Lighthouse for Sale

The nostalgia of obsolete public property

Heather Hansman
Dec 3, 2014 · 7 min read

If you look out into the Atlantic, past the Scituate, Massachusetts, harbor you can see Minot’s Ledge Light blinking 114 feet above the swell. For the past 150 years the lighthouse has warned boaters about the shallow, shipwrecking rocks close to shore, but recently the Coast Guard decided it wasn’t relevant anymore, and this fall the light became private property.

Credit: Boston Public Library
Credit: Boston Public Library

Lighthouses aren’t the only kind of obsolete public buildings that we put on a pedestal — I think people feel similarly about fire towers — but lights hit the crosshairs of history, design, adventure, and allegory.

But, ultimately he’s turning it into a vacation house. “I kind of feel guilty buying it, taking it, and making it mine, because it was built with public money, but it was put up for free to non-profits first and there were no takers.”

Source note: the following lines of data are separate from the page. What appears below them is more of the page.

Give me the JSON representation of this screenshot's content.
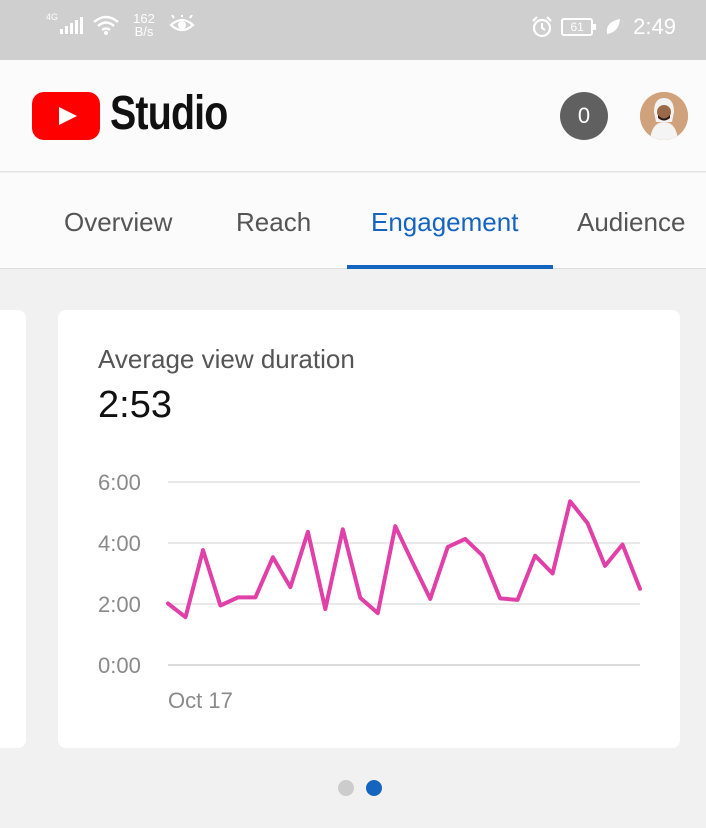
{
  "status_bar": {
    "network_type": "4G",
    "speed_value": "162",
    "speed_unit": "B/s",
    "battery": "61",
    "time": "2:49",
    "icons": [
      "signal-icon",
      "wifi-icon",
      "eye-icon",
      "alarm-icon",
      "battery-icon",
      "leaf-icon"
    ]
  },
  "app": {
    "logo_text": "Studio",
    "notification_count": "0",
    "accent": "#1565c0",
    "logo_color": "#ff0000"
  },
  "tabs": [
    {
      "label": "Overview",
      "active": false
    },
    {
      "label": "Reach",
      "active": false
    },
    {
      "label": "Engagement",
      "active": true
    },
    {
      "label": "Audience",
      "active": false
    }
  ],
  "card": {
    "title": "Average view duration",
    "value": "2:53"
  },
  "pager": {
    "count": 2,
    "active_index": 1
  },
  "chart_data": {
    "type": "line",
    "title": "",
    "xlabel": "",
    "ylabel": "",
    "x_tick_labels": [
      "Oct 17"
    ],
    "y_tick_labels": [
      "0:00",
      "2:00",
      "4:00",
      "6:00"
    ],
    "ylim": [
      0,
      360
    ],
    "grid": true,
    "series": [
      {
        "color": "#e040a8",
        "values": [
          121,
          94,
          226,
          117,
          133,
          133,
          212,
          153,
          262,
          110,
          267,
          132,
          102,
          273,
          201,
          130,
          232,
          248,
          215,
          131,
          128,
          215,
          180,
          322,
          279,
          195,
          237,
          150
        ]
      }
    ]
  }
}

Credit: Boston Public Library

re:form

A field guide to the designed world

re:form

A field guide to the designed world

Heather Hansman

Written by

Writer, Editor, Skier. Also: bikes, going places, and what the F we’re doing to the planet. Outside a lot.

re:form

A field guide to the designed world